**INPUT DATA:**

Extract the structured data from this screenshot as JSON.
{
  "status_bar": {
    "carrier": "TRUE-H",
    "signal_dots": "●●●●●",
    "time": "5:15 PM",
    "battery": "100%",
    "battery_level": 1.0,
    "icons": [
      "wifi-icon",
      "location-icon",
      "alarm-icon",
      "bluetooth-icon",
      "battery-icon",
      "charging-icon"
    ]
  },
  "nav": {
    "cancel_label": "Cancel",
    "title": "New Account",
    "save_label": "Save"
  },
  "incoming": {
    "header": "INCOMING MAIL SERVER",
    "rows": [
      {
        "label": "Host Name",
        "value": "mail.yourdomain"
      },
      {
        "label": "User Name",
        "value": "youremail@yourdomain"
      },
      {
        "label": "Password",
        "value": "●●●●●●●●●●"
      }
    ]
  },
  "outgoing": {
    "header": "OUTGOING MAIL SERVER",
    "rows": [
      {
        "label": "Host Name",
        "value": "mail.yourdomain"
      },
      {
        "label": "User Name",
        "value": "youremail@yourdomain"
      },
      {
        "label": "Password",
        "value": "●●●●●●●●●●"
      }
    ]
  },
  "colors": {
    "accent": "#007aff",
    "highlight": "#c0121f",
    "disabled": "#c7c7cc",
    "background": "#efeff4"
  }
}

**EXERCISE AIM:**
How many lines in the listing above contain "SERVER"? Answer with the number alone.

**EXERCISE SOLUTION:**
2